Reading Section 3

Reading Section 3

Chapters 43 - 65

When you finish Section 3, you are half way through your journey. Are you a survivor, or will you jump ship? Chop wood. Carry water. Just keep reading.
  1. Pause here to think about Melville's style. He uses a variety of stylistic and structural techniques.
    • Do you notice a similarity between some chapters of Moby and Shakespeare's style?

  2. Continue keeping notes, especially, on Ahab and Starbuck. Stubb's character/personality is also more fully shown in this section.

  3. Chapter 46, Surmises, gives deeper insight into Ahab's character and into his thinking processes. Note his acknowledgement that he has, indeed, overstepped the boundaries of even a captain.
    • What does he know the crew can legally do about the hunt for Moby if he does not take care to prevent it?
    • What does he intend to do?

  4. Recall that Starbuck was the only crew member to object to Ahab's hunt for Moby. Be aware that Starbuck, as first mate, has the legal right and responsibility to take command of the ship if the captain becomes incapacitated (physically or mentally) or derelict in his duties and threatens the safety of the crew and ship or the commercial purpose of the voyage.
    • In this section does Starbuck make any plans to prevent Ahab from hunting the one whale?

  5. Describe the mysterious voices and the dusky phantoms (Chapters 46 and 50) that are seen around Ahab.
    • Who are they?
    • What seems to be their purpose on the ship?
    • What do the others think about these special crew members?

  6. Remember Ishmael is a Romantic, a dreamer, a symbolist. He is not a landsman, who concentrates only on the "real." Reality for a Romantic is but a mask or symbol of what lies beyond. Reality is paradoxical.
    • Take note of Ishmael's observation of concrete objects or sightings and his elevation of them. He has become increasingly transcendental, seeing reality only as a mask of true meaning
    • For instance, Chapter 51, The Spririt-Spout, describes in literal details an apparition that is associated with Moby Dick, but at the end, Ishmael "elevates" the image to mean something greater than it actually appears.
    • The chapters, Brit and Squid will also first describe concrete images then elevate them to symbolic, perhaps spiritual, applications.
    • Almost every chapter will now become elevated. In what other chapters do you see this happening?

  7. During this section, you will have the first gam with the Town-Ho whaling ship. The Town-Ho's story seems off topic, but it may be somewhat foreshadowing. Do not get involved with trying to understand why the Town-Ho story is being told. Come back to it when you finish the novel.
    Read it and move on. Keep moving. Chop Wood. Carry Water.

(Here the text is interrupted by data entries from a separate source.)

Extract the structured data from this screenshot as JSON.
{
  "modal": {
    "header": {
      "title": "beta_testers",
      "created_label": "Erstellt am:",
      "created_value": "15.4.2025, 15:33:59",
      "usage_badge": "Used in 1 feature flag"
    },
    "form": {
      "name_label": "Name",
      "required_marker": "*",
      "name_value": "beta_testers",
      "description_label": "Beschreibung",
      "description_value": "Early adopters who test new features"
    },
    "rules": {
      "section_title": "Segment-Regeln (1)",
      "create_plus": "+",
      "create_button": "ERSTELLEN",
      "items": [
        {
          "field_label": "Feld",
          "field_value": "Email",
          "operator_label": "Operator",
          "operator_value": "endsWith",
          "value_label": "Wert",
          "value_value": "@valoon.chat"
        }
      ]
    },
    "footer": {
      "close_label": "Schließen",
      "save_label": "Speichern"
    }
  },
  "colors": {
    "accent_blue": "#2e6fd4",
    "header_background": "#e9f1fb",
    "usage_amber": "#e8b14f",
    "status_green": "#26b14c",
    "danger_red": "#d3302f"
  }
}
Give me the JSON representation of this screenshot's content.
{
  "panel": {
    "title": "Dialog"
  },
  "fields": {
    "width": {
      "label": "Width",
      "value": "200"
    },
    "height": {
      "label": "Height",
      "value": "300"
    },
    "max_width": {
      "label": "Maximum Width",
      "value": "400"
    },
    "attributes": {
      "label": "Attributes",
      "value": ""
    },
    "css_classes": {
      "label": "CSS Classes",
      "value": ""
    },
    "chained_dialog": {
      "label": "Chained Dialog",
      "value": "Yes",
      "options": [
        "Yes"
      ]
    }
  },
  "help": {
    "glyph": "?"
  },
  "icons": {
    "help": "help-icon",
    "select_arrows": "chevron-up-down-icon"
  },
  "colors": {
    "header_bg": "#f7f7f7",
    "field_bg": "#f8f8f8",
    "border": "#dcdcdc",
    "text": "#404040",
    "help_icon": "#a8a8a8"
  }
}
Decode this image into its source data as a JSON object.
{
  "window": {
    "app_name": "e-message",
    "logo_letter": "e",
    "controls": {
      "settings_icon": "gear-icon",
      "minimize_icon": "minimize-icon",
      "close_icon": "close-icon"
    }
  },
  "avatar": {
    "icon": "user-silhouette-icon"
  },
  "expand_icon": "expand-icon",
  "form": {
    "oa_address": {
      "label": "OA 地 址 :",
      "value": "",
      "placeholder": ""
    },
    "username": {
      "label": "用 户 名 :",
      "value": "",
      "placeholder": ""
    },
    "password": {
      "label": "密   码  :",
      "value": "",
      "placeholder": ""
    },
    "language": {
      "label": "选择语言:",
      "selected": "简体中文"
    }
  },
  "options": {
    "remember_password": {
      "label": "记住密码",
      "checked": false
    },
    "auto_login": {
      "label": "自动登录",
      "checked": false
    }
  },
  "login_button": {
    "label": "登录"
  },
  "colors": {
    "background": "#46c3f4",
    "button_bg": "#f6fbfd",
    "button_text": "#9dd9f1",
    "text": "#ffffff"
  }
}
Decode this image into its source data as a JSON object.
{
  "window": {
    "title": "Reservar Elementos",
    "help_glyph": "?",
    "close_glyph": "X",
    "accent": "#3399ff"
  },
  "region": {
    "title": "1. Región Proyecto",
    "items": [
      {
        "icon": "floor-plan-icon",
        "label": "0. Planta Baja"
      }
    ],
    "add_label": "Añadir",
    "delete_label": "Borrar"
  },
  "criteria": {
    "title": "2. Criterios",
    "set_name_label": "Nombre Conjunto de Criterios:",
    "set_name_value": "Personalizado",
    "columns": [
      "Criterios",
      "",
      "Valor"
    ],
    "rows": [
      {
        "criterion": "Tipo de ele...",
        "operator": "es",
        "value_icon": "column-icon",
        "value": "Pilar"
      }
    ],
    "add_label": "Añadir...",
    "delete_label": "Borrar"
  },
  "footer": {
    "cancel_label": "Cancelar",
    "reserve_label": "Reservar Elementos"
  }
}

  8. Know what a gam is and take note of how the other ships compare or contrast with the Pequod. As you have other gams later, Ahab's personality will change.

Section 3 Vocabulary and Allusions List: Best viewed at full web site ( on tablet, laptop, or desktop.